LAS VEGAS--You can see all kinds of wacky products walking around the show floor at CES 2013, but audio products tend to get the weirdest. I spotted these HiVi Swans 2.8A speakers almost as soon as I hit the show floor.
These funky-looking speakers stood out to me in the Microlab booth. The company has actually been selling a similar model on Amazon, but it's getting built-in Bluetooth for 2013. The plastic enclosures don't exactly scream high-end, but I like the style -- they look like they should be in the lounge in "2001: A Space Odyssey."
Nyne's SMC-1000 feels like a throwback to old stereo consoles with speakers built right into the cabinetry. The bottom two panels house the speakers, while the top two open up to store your home video devices. It's packed with features (four HDMI inputs, AirPlay, Bluetooth, Lightning dock), but it will set you back between $2,000 and $3,000 when it comes out later this year.
Sound bars generally mean you need to give up true surround sound, but Philips's HTL9100 wants you to have it both ways. The ends of the sound bar detach, letting you place them in the back of your room as rear speakers.
Yes, it looks like a jar of jam, but it's actually a Bluetooth speaker. While the Jam Classic actually came out in 2012, HMDX is releasing a larger model, dubbed the Jam Classic Plus in the spring for $60.

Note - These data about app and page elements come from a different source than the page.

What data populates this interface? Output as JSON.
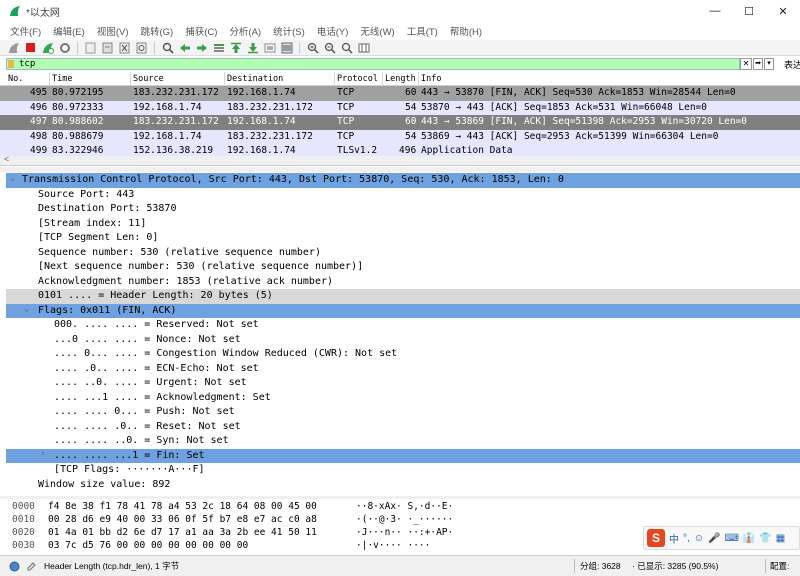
{
  "window": {
    "title": "*以太网",
    "logo_color": "#1aa15a"
  },
  "menu": [
    "文件(F)",
    "编辑(E)",
    "视图(V)",
    "跳转(G)",
    "捕获(C)",
    "分析(A)",
    "统计(S)",
    "电话(Y)",
    "无线(W)",
    "工具(T)",
    "帮助(H)"
  ],
  "toolbar": {
    "icons": [
      "shark-fin-start-icon",
      "stop-icon",
      "restart-icon",
      "options-gear-icon",
      "open-file-icon",
      "save-file-icon",
      "close-file-icon",
      "reload-icon",
      "find-icon",
      "go-back-icon",
      "go-forward-icon",
      "go-to-packet-icon",
      "go-first-icon",
      "go-last-icon",
      "autoscroll-icon",
      "colorize-icon",
      "zoom-in-icon",
      "zoom-out-icon",
      "zoom-normal-icon",
      "resize-columns-icon"
    ]
  },
  "filter": {
    "value": "tcp",
    "clear_label": "✕",
    "expression_label": "表达",
    "bg_color": "#afffaf"
  },
  "packet_list": {
    "columns": [
      "No.",
      "Time",
      "Source",
      "Destination",
      "Protocol",
      "Length",
      "Info"
    ],
    "rows": [
      {
        "no": "495",
        "time": "80.972195",
        "src": "183.232.231.172",
        "dst": "192.168.1.74",
        "proto": "TCP",
        "len": "60",
        "info": "443 → 53870 [FIN, ACK] Seq=530 Ack=1853 Win=28544 Len=0",
        "style": "fin"
      },
      {
        "no": "496",
        "time": "80.972333",
        "src": "192.168.1.74",
        "dst": "183.232.231.172",
        "proto": "TCP",
        "len": "54",
        "info": "53870 → 443 [ACK] Seq=1853 Ack=531 Win=66048 Len=0",
        "style": "tcp"
      },
      {
        "no": "497",
        "time": "80.988602",
        "src": "183.232.231.172",
        "dst": "192.168.1.74",
        "proto": "TCP",
        "len": "60",
        "info": "443 → 53869 [FIN, ACK] Seq=51398 Ack=2953 Win=30720 Len=0",
        "style": "fin-sel"
      },
      {
        "no": "498",
        "time": "80.988679",
        "src": "192.168.1.74",
        "dst": "183.232.231.172",
        "proto": "TCP",
        "len": "54",
        "info": "53869 → 443 [ACK] Seq=2953 Ack=51399 Win=66304 Len=0",
        "style": "tcp"
      },
      {
        "no": "499",
        "time": "83.322946",
        "src": "152.136.38.219",
        "dst": "192.168.1.74",
        "proto": "TLSv1.2",
        "len": "496",
        "info": "Application Data",
        "style": "tls"
      }
    ],
    "scroll_left": "<"
  },
  "details": [
    {
      "depth": 0,
      "twisty": "v",
      "text": "Transmission Control Protocol, Src Port: 443, Dst Port: 53870, Seq: 530, Ack: 1853, Len: 0",
      "style": "sel"
    },
    {
      "depth": 1,
      "twisty": "",
      "text": "Source Port: 443",
      "style": ""
    },
    {
      "depth": 1,
      "twisty": "",
      "text": "Destination Port: 53870",
      "style": ""
    },
    {
      "depth": 1,
      "twisty": "",
      "text": "[Stream index: 11]",
      "style": ""
    },
    {
      "depth": 1,
      "twisty": "",
      "text": "[TCP Segment Len: 0]",
      "style": ""
    },
    {
      "depth": 1,
      "twisty": "",
      "text": "Sequence number: 530    (relative sequence number)",
      "style": ""
    },
    {
      "depth": 1,
      "twisty": "",
      "text": "[Next sequence number: 530    (relative sequence number)]",
      "style": ""
    },
    {
      "depth": 1,
      "twisty": "",
      "text": "Acknowledgment number: 1853    (relative ack number)",
      "style": ""
    },
    {
      "depth": 1,
      "twisty": "",
      "text": "0101 .... = Header Length: 20 bytes (5)",
      "style": "hl"
    },
    {
      "depth": 1,
      "twisty": "v",
      "text": "Flags: 0x011 (FIN, ACK)",
      "style": "sel"
    },
    {
      "depth": 2,
      "twisty": "",
      "text": "000. .... .... = Reserved: Not set",
      "style": ""
    },
    {
      "depth": 2,
      "twisty": "",
      "text": "...0 .... .... = Nonce: Not set",
      "style": ""
    },
    {
      "depth": 2,
      "twisty": "",
      "text": ".... 0... .... = Congestion Window Reduced (CWR): Not set",
      "style": ""
    },
    {
      "depth": 2,
      "twisty": "",
      "text": ".... .0.. .... = ECN-Echo: Not set",
      "style": ""
    },
    {
      "depth": 2,
      "twisty": "",
      "text": ".... ..0. .... = Urgent: Not set",
      "style": ""
    },
    {
      "depth": 2,
      "twisty": "",
      "text": ".... ...1 .... = Acknowledgment: Set",
      "style": ""
    },
    {
      "depth": 2,
      "twisty": "",
      "text": ".... .... 0... = Push: Not set",
      "style": ""
    },
    {
      "depth": 2,
      "twisty": "",
      "text": ".... .... .0.. = Reset: Not set",
      "style": ""
    },
    {
      "depth": 2,
      "twisty": "",
      "text": ".... .... ..0. = Syn: Not set",
      "style": ""
    },
    {
      "depth": 2,
      "twisty": ">",
      "text": ".... .... ...1 = Fin: Set",
      "style": "selrow"
    },
    {
      "depth": 2,
      "twisty": "",
      "text": "[TCP Flags: ·······A···F]",
      "style": ""
    },
    {
      "depth": 1,
      "twisty": "",
      "text": "Window size value: 892",
      "style": ""
    }
  ],
  "hex": [
    {
      "offset": "0000",
      "bytes": "f4 8e 38 f1 78 41 78 a4  53 2c 18 64 08 00 45 00",
      "ascii": "··8·xAx· S,·d··E·"
    },
    {
      "offset": "0010",
      "bytes": "00 28 d6 e9 40 00 33 06  0f 5f b7 e8 e7 ac c0 a8",
      "ascii": "·(··@·3· ·_······"
    },
    {
      "offset": "0020",
      "bytes": "01 4a 01 bb d2 6e d7 17  a1 aa 3a 2b ee 41 50 11",
      "ascii": "·J···n·· ··:+·AP·"
    },
    {
      "offset": "0030",
      "bytes": "03 7c d5 76 00 00 00 00  00 00 00 00",
      "ascii": "·|·v···· ····"
    }
  ],
  "status": {
    "field_info": "Header Length (tcp.hdr_len), 1 字节",
    "packets": "分组: 3628",
    "displayed": "· 已显示: 3285 (90.5%)",
    "profile": "配置:"
  },
  "ime": {
    "logo": "S",
    "items": [
      "中",
      "°,",
      "☺",
      "🎤",
      "⌨",
      "👔",
      "👕",
      "▦"
    ]
  }
}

Samsung's obsession with tubes started with last year's CES darling, the DA-E750, and now the company is adding vacuum tube amplifiers to sound bars. The Samsung HW-F750 is dubbed the "world's first sound bar with a vacuum tube amp." The tubes are mostly for visual effect (I don't think it really improves sound quality), and I don't think it looks quite as good in the plasticky HW-F750 as it did in the DA-E750.
Most of the Bluetooth speakers at CES 2013 are compact, but Sony's Bluetooth Boombox is throwback to the larger minisystems that used to be more popular. In addition to Bluetooth, it packs NFC pairing and a digital AM/FM tuner.
Teenage Engineering's newly announced OD-11 actually borrows its design from Swedish audio engineer Stig Carlsson, whose original OD-11 in 1974 featured the same angled tweeter and woofer that directs sound out the the top of the speaker, rather than a more traditional front-facing design. The idea is to throw the sound into a room, without a defined sweet spot that standard positioning creates.